- six small, yet fairly ‘thickset’ (if that can be said of rays) skate wings, weighing just over 16 ounces altogether, from P.E. & D.D. Seafood, coated all over with a local whole wheat flour from the Blew family of Oak Grove Mills Mills, purchased in the Union Square Greenmarket, that had been seasoned with sea salt and freshly-ground black pepper, sautéed in olive oil and a bit of butter, for a couple of minutes or so on each side, inside a heavy rectangular enameled cast iron oven pan, the fish removed to 3 plates and kept warm in a very ‘slow oven’ while a little more than a tablespoons of butter was added to the pan, and 9 good size littleneck clams, also from P.E. & D.D. Seafood, added to the pan, covered loosely with tin foil and cooked until they had opened [these were pretty big, and they didn’t open very widely for me, so I gave them a little help with a knife and they ended up finished very nicely al dente (if that can be said about clams), and so absolutely fresh and delicious], the flame then turned off under the pan and, with the clams still there, allowed to call jsut a bit before a couple tablespoons of butter were added and pushed around with a wooden spatula until melted, then the finely-chopped bulb sections of 5 small ramps from Lucky Dog Organic Farm, the zest from half of an organic Whole Foods Market lemon, along with a small amount of juice from the lemon, were all stirred around in the pan before the thinly-sliced green leaves of the ramps were tossed in and mixed with the warm sauce, which was checked for seasoning and poured over the warm skate, with the clams arranged around and on top, a bit of chopped Salvia Mandarino (Eng. ‘mandarin sage’, or ‘pineapple sage’) from Stokes Farm sprinkled on the fish, which was garnished with red micro mustard from Two Guys from Woodbridge

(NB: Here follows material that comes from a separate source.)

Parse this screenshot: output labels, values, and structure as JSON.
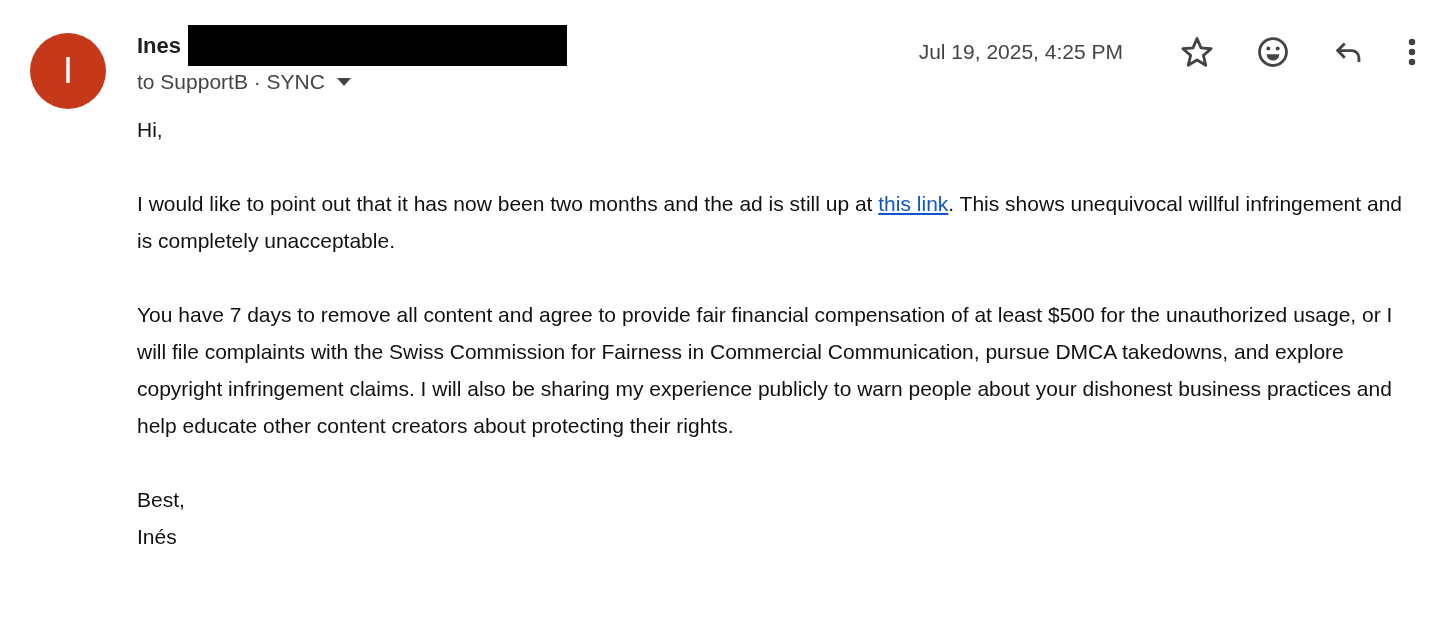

- a generous amount of overwintered spinach from Lani’s Farm, washed in several changes of water, drained, wilted inside a large enameled cast iron pot in a little olive oil in which 2 cut up stems of spring garlic from John D. Madura Farm had first been allowed to soften, the spinach seasoned with sea salt, freshly-ground black pepper, finished on the plates drizzled with a bit more of the olive oil
- there were 2 wines, because, well, we were at the table for hours: the first was a Portuguese (Alentejano) white, Esporão V Verdelho 2016, from Garnet Wines, and the second was also Portuguese (Lisbon), Dory Branco 2016, from Garnet Wines
There was a sweet.
- ‘slices’ of an almond cardamon pound cake from Bread Alone, in the Unions Square Greenmarket, served with a scoop of Talenti (New Jersey) Vanilla Bean Gelato from Whole Foods Market
- the music was our conversation, and it was great fun, plus the Brock Van Wey album, ‘Epilogues for the End of the Sky’, and Robert Crouch’s ‘Sublunar’